- [Exercise]
Search the records for "name" and copy each line that holds it.

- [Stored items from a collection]
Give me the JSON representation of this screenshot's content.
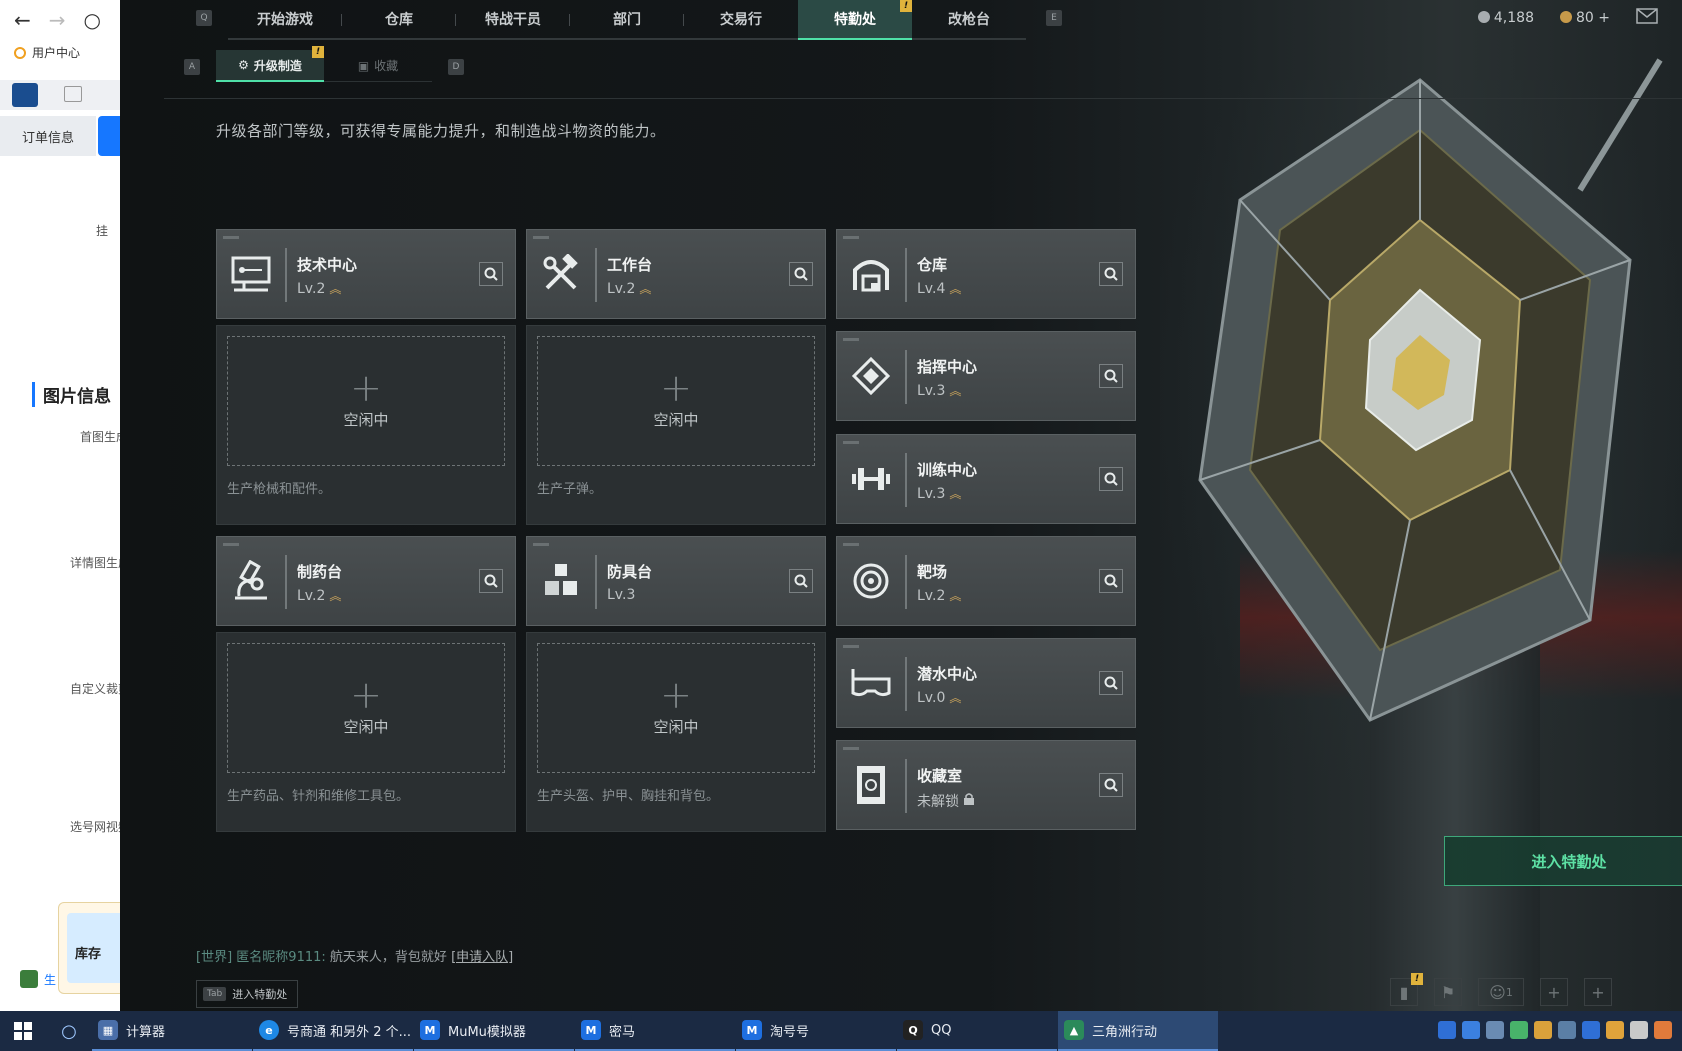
{
  "browser": {
    "bookmark": "用户中心",
    "order_tab": "订单信息",
    "labels": [
      "挂",
      "首图生成",
      "详情图生成",
      "自定义裁剪",
      "选号网视频"
    ],
    "section_title": "图片信息",
    "stock_label": "库存",
    "footer_text": "生"
  },
  "topnav": {
    "key_left": "Q",
    "key_right": "E",
    "tabs": [
      "开始游戏",
      "仓库",
      "特战干员",
      "部门",
      "交易行",
      "特勤处",
      "改枪台"
    ],
    "active_tab": "特勤处",
    "warn": "!",
    "currency_silver": "4,188",
    "currency_gold": "80",
    "plus": "+"
  },
  "subnav": {
    "key_left": "A",
    "key_right": "D",
    "tab_upgrade": "升级制造",
    "tab_collect": "收藏"
  },
  "description": "升级各部门等级，可获得专属能力提升，和制造战斗物资的能力。",
  "production": [
    {
      "name": "技术中心",
      "level": "Lv.2",
      "upgradable": true,
      "icon": "computer-icon",
      "idle": "空闲中",
      "caption": "生产枪械和配件。"
    },
    {
      "name": "工作台",
      "level": "Lv.2",
      "upgradable": true,
      "icon": "hammer-wrench-icon",
      "idle": "空闲中",
      "caption": "生产子弹。"
    },
    {
      "name": "制药台",
      "level": "Lv.2",
      "upgradable": true,
      "icon": "microscope-icon",
      "idle": "空闲中",
      "caption": "生产药品、针剂和维修工具包。"
    },
    {
      "name": "防具台",
      "level": "Lv.3",
      "upgradable": false,
      "icon": "cubes-icon",
      "idle": "空闲中",
      "caption": "生产头盔、护甲、胸挂和背包。"
    }
  ],
  "facilities": [
    {
      "name": "仓库",
      "level": "Lv.4",
      "upgradable": true,
      "icon": "warehouse-icon"
    },
    {
      "name": "指挥中心",
      "level": "Lv.3",
      "upgradable": true,
      "icon": "command-diamond-icon"
    },
    {
      "name": "训练中心",
      "level": "Lv.3",
      "upgradable": true,
      "icon": "dumbbell-icon"
    },
    {
      "name": "靶场",
      "level": "Lv.2",
      "upgradable": true,
      "icon": "target-icon"
    },
    {
      "name": "潜水中心",
      "level": "Lv.0",
      "upgradable": true,
      "icon": "diving-mask-icon"
    },
    {
      "name": "收藏室",
      "level": "未解锁",
      "upgradable": false,
      "locked": true,
      "icon": "collection-room-icon"
    }
  ],
  "up_symbol": "︽",
  "chat": {
    "channel": "[世界]",
    "sender": "匿名昵称9111:",
    "message": "航天来人，背包就好",
    "link": "[申请入队]"
  },
  "tab_hint": {
    "key": "Tab",
    "label": "进入特勤处"
  },
  "enter_button": "进入特勤处",
  "bottom_friend_count": "1",
  "taskbar": [
    {
      "label": "计算器",
      "color": "#4a6ea8",
      "glyph": "▦"
    },
    {
      "label": "号商通 和另外 2 个...",
      "color": "#1e88e5",
      "glyph": "e"
    },
    {
      "label": "MuMu模拟器",
      "color": "#1e6fe0",
      "glyph": "M"
    },
    {
      "label": "密马",
      "color": "#1e6fe0",
      "glyph": "M"
    },
    {
      "label": "淘号号",
      "color": "#1e6fe0",
      "glyph": "M"
    },
    {
      "label": "QQ",
      "color": "#222222",
      "glyph": "Q"
    },
    {
      "label": "三角洲行动",
      "color": "#2b8a5a",
      "glyph": "▲",
      "active": true
    }
  ]
}
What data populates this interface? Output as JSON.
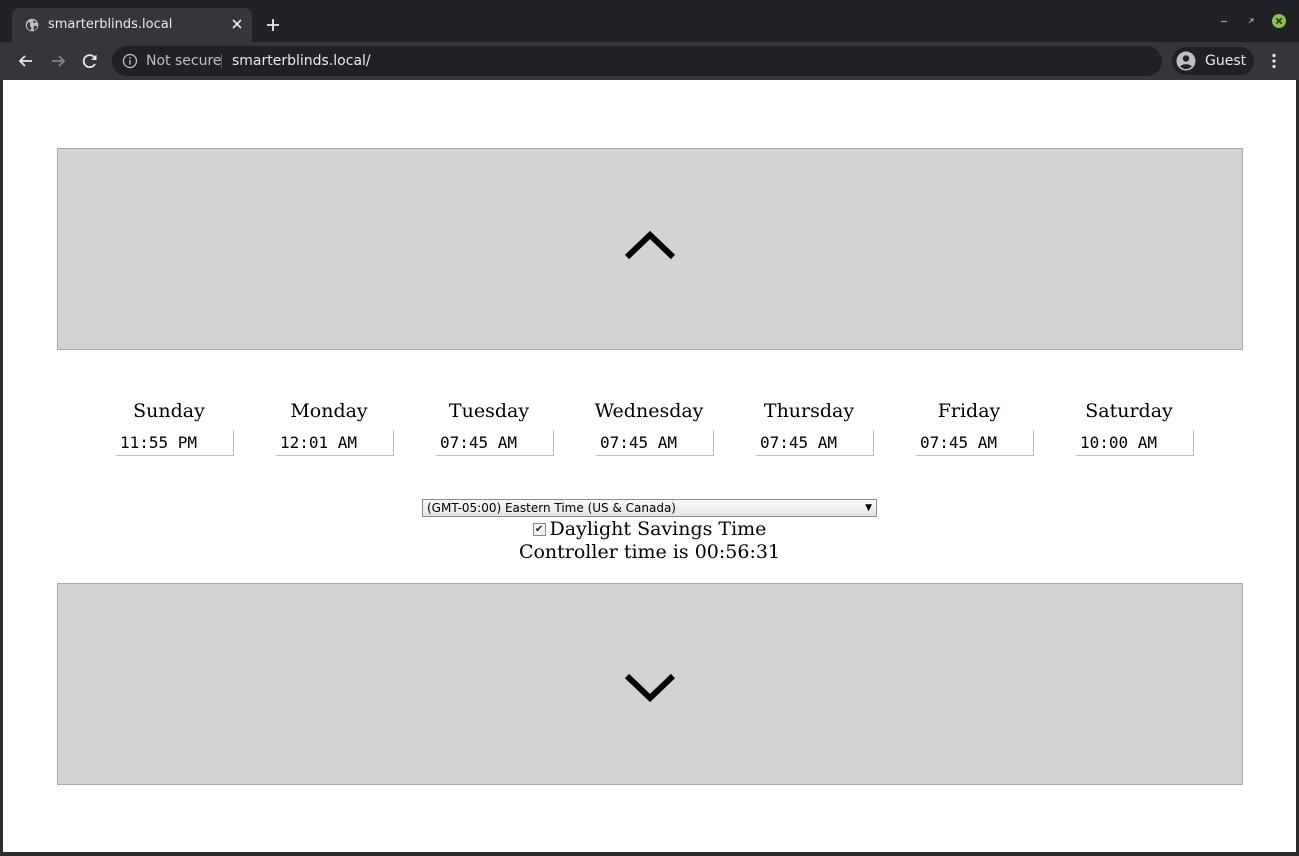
{
  "browser": {
    "tab_title": "smarterblinds.local",
    "security_label": "Not secure",
    "url": "smarterblinds.local/",
    "profile_label": "Guest"
  },
  "page": {
    "schedule": [
      {
        "day": "Sunday",
        "time": "11:55 PM"
      },
      {
        "day": "Monday",
        "time": "12:01 AM"
      },
      {
        "day": "Tuesday",
        "time": "07:45 AM"
      },
      {
        "day": "Wednesday",
        "time": "07:45 AM"
      },
      {
        "day": "Thursday",
        "time": "07:45 AM"
      },
      {
        "day": "Friday",
        "time": "07:45 AM"
      },
      {
        "day": "Saturday",
        "time": "10:00 AM"
      }
    ],
    "timezone_selected": "(GMT-05:00) Eastern Time (US & Canada)",
    "dst_label": "Daylight Savings Time",
    "dst_checked": true,
    "controller_time_text": "Controller time is 00:56:31"
  },
  "icons": {
    "up_button": "chevron-up-icon",
    "down_button": "chevron-down-icon"
  },
  "colors": {
    "button_bg": "#d3d3d3",
    "button_border": "#a9a9a9",
    "chrome_bg": "#202124",
    "toolbar_bg": "#35363a"
  }
}
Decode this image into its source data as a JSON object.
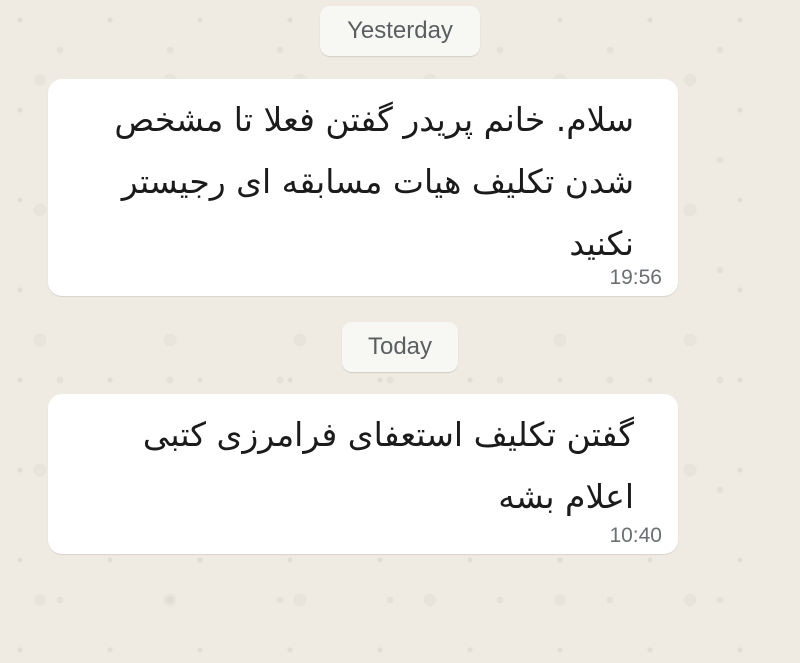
{
  "chat": {
    "date_yesterday": "Yesterday",
    "date_today": "Today",
    "messages": [
      {
        "lines": [
          "سلام. خانم پریدر گفتن فعلا تا مشخص",
          "شدن تکلیف هیات مسابقه ای رجیستر",
          "نکنید"
        ],
        "time": "19:56"
      },
      {
        "lines": [
          "گفتن تکلیف استعفای فرامرزی کتبی",
          "اعلام بشه"
        ],
        "time": "10:40"
      }
    ]
  }
}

- [Response to the task]
      "name": "技术中心",
      "name": "工作台",
      "name": "制药台",
      "name": "防具台",
      "name": "仓库",
      "name": "指挥中心",
      "name": "训练中心",
      "name": "靶场",
      "name": "潜水中心",
      "name": "收藏室",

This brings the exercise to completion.